DATA EXCERPTS Start Marker

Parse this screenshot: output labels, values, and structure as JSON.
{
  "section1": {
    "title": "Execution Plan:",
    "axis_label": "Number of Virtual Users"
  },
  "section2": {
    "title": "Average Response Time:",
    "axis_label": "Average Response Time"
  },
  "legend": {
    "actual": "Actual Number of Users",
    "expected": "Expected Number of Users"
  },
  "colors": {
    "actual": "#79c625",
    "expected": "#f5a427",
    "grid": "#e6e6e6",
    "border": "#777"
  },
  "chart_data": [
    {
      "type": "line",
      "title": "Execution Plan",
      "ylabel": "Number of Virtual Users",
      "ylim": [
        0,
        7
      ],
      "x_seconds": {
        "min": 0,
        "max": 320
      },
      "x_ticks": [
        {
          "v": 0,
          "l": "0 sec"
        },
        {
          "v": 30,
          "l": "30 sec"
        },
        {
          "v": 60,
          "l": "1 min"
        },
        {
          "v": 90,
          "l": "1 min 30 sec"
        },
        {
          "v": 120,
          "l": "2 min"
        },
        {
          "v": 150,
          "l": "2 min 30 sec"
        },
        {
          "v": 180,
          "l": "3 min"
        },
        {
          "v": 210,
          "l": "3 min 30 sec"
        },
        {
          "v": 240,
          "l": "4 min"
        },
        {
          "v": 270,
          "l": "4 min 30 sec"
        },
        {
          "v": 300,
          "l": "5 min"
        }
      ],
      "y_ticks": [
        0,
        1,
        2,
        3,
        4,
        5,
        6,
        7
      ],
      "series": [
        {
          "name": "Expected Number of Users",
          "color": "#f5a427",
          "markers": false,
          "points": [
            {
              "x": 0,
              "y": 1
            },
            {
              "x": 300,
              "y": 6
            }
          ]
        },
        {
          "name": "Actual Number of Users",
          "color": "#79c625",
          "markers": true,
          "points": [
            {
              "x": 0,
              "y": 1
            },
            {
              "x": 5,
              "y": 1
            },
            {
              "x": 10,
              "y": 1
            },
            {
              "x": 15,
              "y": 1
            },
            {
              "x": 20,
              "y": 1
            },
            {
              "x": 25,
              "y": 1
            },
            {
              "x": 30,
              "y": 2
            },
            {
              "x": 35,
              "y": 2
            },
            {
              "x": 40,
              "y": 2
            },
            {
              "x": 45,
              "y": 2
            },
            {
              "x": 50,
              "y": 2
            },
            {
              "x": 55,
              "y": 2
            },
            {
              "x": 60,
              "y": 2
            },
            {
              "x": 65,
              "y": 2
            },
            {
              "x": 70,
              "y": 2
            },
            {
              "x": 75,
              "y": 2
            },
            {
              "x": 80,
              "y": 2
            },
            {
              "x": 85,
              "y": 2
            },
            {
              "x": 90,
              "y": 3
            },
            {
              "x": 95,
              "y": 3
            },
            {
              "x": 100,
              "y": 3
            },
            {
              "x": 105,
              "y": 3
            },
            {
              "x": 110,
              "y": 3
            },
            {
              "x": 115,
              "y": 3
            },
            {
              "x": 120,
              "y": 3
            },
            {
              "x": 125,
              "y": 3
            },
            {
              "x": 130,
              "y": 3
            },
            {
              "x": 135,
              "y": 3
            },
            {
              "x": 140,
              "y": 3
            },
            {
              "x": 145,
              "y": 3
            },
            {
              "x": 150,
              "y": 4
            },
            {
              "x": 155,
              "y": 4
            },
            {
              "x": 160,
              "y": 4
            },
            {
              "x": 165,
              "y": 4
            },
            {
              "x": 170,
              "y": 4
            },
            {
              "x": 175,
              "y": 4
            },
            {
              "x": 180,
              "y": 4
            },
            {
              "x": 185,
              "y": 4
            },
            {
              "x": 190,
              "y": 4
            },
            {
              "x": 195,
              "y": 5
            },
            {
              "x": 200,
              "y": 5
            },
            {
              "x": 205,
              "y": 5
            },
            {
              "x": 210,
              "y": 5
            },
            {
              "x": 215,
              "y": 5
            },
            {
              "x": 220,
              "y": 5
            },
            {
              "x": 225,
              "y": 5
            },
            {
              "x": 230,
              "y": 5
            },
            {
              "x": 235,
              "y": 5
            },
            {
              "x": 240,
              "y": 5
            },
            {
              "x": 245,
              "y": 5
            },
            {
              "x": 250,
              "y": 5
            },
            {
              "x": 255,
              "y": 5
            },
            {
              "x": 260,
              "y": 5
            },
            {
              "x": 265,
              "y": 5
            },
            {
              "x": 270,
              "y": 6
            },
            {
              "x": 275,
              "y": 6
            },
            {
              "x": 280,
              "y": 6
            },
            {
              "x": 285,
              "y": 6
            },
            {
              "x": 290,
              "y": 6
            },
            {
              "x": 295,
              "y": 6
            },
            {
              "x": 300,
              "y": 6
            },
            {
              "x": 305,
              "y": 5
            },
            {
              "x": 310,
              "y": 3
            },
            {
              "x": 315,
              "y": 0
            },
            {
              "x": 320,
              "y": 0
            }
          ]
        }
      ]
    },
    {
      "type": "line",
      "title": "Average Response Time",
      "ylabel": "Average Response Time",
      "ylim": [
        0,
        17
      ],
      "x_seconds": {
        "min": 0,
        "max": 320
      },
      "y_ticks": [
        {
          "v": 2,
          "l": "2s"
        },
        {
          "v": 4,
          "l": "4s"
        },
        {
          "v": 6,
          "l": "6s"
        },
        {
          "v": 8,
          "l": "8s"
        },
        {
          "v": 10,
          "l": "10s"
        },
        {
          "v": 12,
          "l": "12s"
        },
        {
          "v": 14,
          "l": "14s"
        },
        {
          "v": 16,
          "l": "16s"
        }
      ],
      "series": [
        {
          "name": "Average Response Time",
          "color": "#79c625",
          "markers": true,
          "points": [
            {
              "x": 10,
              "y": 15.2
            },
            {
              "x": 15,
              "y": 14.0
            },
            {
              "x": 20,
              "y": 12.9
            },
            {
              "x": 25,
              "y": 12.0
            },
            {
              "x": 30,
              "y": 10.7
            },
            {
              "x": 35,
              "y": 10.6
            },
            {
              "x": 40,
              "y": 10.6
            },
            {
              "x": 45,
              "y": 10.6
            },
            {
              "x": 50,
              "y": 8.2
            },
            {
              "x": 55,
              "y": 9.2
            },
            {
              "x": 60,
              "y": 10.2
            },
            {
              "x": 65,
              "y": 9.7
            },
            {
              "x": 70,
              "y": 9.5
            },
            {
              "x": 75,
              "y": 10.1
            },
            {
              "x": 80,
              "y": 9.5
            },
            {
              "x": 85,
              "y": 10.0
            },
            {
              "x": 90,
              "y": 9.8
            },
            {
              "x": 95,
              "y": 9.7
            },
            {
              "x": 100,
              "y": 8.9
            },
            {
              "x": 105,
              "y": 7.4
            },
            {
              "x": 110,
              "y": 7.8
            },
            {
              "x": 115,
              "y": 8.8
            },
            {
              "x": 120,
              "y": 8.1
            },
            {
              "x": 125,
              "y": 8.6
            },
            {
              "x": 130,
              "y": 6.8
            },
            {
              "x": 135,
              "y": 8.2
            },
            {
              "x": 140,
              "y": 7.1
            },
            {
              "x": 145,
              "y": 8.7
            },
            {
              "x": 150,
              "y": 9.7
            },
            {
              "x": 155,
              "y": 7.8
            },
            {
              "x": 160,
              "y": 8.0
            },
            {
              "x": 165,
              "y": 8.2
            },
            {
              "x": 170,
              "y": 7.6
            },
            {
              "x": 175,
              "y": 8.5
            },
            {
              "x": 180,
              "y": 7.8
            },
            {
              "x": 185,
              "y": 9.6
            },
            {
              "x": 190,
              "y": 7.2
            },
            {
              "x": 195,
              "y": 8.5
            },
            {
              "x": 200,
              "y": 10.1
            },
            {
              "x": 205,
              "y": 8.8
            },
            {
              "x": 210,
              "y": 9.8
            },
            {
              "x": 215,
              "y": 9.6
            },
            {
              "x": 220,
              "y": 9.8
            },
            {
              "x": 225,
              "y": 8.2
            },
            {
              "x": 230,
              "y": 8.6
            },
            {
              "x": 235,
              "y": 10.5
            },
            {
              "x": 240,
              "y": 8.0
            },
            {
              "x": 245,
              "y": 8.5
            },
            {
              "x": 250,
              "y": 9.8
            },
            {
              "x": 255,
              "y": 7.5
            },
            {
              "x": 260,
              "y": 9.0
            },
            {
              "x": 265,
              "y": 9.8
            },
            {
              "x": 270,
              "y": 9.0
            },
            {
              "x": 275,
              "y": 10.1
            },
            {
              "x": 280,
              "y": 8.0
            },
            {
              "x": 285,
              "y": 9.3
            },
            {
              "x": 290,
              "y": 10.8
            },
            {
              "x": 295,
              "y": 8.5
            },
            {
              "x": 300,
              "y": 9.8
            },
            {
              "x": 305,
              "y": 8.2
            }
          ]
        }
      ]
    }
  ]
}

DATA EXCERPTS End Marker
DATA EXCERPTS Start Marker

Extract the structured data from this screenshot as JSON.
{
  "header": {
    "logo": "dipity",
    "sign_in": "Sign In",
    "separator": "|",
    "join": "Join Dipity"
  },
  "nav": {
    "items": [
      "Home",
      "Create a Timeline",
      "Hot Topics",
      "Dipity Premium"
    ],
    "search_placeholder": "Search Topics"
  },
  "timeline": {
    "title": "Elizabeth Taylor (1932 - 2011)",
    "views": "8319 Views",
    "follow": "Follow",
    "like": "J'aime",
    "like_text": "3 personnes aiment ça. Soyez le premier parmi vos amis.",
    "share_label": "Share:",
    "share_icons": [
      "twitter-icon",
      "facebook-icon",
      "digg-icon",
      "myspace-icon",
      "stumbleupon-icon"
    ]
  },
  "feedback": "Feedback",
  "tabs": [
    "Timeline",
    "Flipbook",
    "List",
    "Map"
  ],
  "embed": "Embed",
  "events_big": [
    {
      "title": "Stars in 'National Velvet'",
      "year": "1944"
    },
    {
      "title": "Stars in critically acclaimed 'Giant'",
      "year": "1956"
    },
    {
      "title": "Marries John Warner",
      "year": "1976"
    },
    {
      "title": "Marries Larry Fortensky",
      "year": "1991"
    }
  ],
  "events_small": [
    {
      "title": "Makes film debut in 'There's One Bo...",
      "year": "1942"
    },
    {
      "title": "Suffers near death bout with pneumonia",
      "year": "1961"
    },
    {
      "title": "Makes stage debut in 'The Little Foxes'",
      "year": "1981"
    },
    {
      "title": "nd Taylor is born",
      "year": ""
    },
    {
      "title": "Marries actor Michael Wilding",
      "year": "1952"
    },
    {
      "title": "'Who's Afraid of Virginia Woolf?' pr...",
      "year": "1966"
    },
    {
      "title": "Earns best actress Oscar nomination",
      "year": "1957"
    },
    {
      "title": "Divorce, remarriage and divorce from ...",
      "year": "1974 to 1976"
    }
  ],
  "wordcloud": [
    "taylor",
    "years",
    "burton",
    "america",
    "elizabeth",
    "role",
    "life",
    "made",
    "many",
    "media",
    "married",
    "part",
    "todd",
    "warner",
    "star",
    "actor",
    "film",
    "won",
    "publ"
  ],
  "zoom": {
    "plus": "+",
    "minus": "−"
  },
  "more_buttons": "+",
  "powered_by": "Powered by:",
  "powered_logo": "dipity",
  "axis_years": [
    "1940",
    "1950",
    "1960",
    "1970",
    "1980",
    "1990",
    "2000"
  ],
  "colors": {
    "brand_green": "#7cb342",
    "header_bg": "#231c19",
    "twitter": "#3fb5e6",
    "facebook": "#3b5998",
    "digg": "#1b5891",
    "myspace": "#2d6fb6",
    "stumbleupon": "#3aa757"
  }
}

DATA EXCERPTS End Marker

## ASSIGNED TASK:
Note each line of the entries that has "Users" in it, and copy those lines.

## TASK ANSWER:
    "axis_label": "Number of Virtual Users"
    "actual": "Actual Number of Users",
    "expected": "Expected Number of Users"
      "ylabel": "Number of Virtual Users",
          "name": "Expected Number of Users",
          "name": "Actual Number of Users",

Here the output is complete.